:: What you are asked to do ::
Every line in the data below that includes "title" belongs in the answer, copied as it stands.

:: Material for the task ::
[Start of section]

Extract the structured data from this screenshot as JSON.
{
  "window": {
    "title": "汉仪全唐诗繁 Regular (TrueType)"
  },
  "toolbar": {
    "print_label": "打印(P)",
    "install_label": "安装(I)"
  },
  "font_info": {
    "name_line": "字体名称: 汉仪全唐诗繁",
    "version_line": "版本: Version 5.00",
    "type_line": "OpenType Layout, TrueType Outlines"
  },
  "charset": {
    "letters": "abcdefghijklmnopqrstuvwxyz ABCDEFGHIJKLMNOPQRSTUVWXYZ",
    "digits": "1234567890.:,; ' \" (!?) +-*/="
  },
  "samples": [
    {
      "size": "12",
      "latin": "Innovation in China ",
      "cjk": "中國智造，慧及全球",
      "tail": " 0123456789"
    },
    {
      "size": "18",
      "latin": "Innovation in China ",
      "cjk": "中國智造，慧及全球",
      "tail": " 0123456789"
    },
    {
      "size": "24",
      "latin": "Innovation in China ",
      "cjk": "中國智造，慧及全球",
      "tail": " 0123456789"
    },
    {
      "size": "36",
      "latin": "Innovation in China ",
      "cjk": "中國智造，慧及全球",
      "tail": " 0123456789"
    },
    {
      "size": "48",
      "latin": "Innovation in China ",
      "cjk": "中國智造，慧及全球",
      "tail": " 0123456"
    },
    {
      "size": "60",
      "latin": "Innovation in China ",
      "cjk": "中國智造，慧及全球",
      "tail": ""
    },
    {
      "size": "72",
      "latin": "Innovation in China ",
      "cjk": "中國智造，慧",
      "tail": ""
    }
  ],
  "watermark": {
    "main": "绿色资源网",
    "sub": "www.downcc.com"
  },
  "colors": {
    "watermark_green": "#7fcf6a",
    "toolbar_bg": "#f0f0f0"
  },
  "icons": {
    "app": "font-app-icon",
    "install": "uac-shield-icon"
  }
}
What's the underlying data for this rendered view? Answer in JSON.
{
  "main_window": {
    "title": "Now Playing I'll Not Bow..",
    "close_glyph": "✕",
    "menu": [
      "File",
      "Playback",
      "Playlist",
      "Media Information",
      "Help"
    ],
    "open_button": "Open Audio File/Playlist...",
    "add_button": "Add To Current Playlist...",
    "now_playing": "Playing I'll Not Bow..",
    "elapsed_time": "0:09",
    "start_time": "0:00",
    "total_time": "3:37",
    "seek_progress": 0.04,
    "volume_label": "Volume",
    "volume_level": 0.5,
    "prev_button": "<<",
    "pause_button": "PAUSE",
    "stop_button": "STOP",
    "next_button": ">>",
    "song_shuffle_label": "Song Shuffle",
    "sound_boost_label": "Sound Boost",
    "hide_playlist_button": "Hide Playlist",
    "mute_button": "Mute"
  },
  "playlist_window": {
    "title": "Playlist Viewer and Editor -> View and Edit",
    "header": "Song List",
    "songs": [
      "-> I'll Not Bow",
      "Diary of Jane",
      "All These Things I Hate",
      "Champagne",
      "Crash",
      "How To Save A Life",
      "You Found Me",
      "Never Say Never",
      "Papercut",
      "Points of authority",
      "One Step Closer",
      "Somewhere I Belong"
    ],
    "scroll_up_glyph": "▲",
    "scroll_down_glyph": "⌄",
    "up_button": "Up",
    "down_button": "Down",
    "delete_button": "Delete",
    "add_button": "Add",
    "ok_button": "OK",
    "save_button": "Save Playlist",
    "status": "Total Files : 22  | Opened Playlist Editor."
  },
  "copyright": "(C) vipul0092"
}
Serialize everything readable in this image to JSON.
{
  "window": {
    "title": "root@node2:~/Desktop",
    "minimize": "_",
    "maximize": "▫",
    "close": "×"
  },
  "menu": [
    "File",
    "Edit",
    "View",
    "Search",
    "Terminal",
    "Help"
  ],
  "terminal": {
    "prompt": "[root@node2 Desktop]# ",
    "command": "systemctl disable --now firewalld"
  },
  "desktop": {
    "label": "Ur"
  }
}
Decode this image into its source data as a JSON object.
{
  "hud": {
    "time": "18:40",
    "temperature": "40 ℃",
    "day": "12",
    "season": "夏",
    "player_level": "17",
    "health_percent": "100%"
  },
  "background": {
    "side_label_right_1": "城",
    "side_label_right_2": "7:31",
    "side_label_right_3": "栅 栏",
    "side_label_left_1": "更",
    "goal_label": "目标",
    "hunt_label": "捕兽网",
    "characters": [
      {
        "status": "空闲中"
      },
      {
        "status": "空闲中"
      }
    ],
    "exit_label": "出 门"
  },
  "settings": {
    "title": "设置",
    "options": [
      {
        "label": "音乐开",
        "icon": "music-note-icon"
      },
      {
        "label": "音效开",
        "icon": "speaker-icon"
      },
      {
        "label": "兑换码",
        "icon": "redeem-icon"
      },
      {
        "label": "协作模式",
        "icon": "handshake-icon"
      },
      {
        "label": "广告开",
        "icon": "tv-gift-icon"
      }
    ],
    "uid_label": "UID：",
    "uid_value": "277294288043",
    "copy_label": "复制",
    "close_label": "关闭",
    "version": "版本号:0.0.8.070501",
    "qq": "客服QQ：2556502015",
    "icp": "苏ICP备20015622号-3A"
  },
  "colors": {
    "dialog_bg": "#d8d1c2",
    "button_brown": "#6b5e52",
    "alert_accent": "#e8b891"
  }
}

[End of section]

:: Answer box ::
    "title": "汉仪全唐诗繁 Regular (TrueType)"
    "title": "Now Playing I'll Not Bow..",
    "title": "Playlist Viewer and Editor -> View and Edit",
    "title": "root@node2:~/Desktop",
    "title": "设置",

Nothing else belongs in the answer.